The Apache web server configuration file is named C:\wamp\apache\conf\httpd.conf. The following list contains all necessary changes. Search for the String before the -> and change them to the new value behind the arrow:
- ServerRoot “c:/Apache24″ –> ServerRoot “..”
- Listen 80 –> Listen 82
- LoadModule php7_module “../php/php7apache2_4.dll” (at the end of the LoadModule directives situated om the middle of the file)
- #ServerName www.example.com:80 –> ServerName localhost:82
- Require all denied (within <Directory />) –> Require all granted
- DocumentRoot “c:/Apache24/htdocs” –> DocumentRoot “../htdocs”
- <Directory “c:/Apache24/htdocs”> –> <Directory “../htdocs”>
- DirectoryIndex index.html –> DirectoryIndex index.php index.html
- AddType application/x-httpd-php .php (at the end of directive <IfModule mime_module>, just behind AddType application/x-gzip .gz .tgz)
- PHPIniDir ../php (add at the end of the file)
To avoid conflicts with other applications running on the default port 80 (e.g. Skype) we instead use the port 82. It’s important to add the port number to local URLs in your browser like http://localhost:82/ and not use http://localhost/. Feel free to use any other free port instead, you often see 8000, 8080 or such in comparable cases.
Most importantly we’d like to point out that this tutorial server is for testing purposes only. Do not use it in production because the configuration is unsafe by definition (“Require all granted”) which is okay on a dev sever.
There you go, we are ready for a test drive. Open the command line (Win+R) and change the directory to the Apache binary folder
to get the server started. All is good when there is no subsequent output but the prompt stays silent. In case of any onscreen messages something is wrong -> Google is your friend while debugging. But let’s assume everything is fine. Create a new file named phpinfo.php within the htdocs directory with the following one-liner content:
<?php phpinfo(); ?>
The first line begin with
PHP Version 7.0.1
What about the database?
MySQL runs seperately from the Apache server. The community edition of the database server is freely available at the MySQL Dev Site. In consistency with all other components choose a 64 bit version and download the ZIP archive instead of the MSI installer. Although indicated you don’t have to register or login. An unobstrusive “No thanks, just start my download” link is situated further down the page. Once finished extract the contents of the downloaded archive to a mysql folder within c:\wamp. This is the final structure of our WAMP environment
There is a file named my-default.ini in the mysql directory. Rename it to my.ini for configuration. The easiest way to initialize MySQL is to change into the mysql folder and execute
bin\mysqld --initialize --console

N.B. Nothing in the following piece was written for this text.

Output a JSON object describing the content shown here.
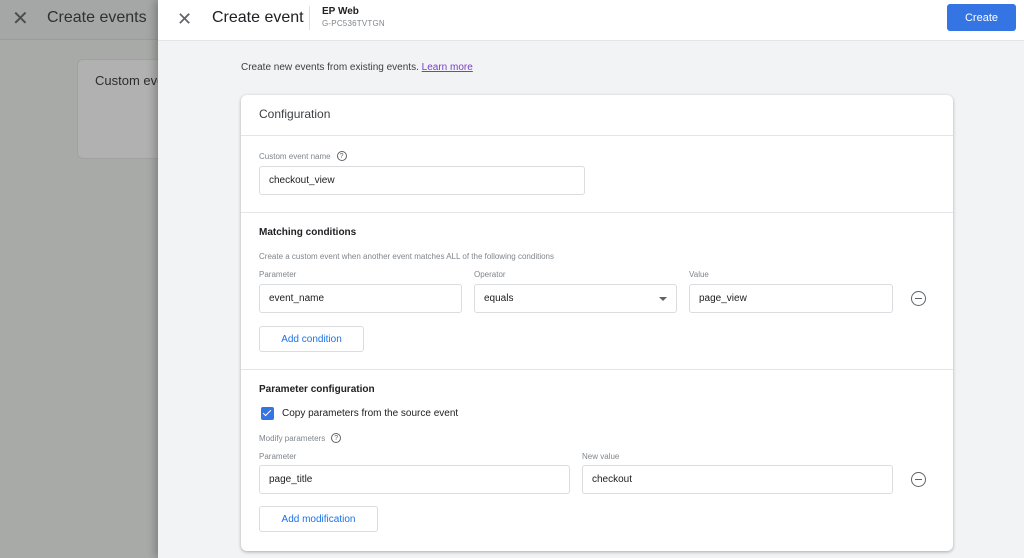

During init the server creates a data directory (as direct subdirectory in c:\wamp\mysql\data) and populates the system database. It also creates a root account with a random yet expired password. The console output shows the default password (in a WARNING line), hence the — console option.

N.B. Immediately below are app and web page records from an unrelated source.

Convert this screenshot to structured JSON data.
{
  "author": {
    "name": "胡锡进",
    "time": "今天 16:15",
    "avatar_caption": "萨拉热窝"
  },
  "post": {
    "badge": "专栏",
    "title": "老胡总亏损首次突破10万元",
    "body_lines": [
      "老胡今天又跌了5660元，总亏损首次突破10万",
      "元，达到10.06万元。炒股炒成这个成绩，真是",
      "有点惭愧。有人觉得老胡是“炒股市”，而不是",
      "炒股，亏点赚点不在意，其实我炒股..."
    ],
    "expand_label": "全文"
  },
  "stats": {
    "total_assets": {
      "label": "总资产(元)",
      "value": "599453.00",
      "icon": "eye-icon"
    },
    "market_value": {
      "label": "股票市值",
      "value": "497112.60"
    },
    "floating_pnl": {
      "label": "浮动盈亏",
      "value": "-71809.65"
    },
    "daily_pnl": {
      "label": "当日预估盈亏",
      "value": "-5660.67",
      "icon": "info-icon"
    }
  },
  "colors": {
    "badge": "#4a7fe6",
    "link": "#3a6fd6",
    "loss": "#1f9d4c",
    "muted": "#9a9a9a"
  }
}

In case the data directory is not created where it belongs copy the wrongly created files to the right place an initialize again with basedir and datadir options set in the prompt.
bin\mysqld --initialize --basedir=c:\wamp\mysql --datadir=c:\wamp\mysql\data --console
After that you can start your server by invoking bin\mysqld and connect using the root account (in another command line) and the default password.
bin\mysql -uroot -p
The thing is: you can’t do anything until you change the expired password. Fortunately this is a one-liner as well.
mysql> ALTER USER 'root'@'localhost' IDENTIFIED BY 'YourPassword';
Thanks for reading and have fun with your dev environment. Best way to stay tuned is following us on Twitter. Comments are very welcome.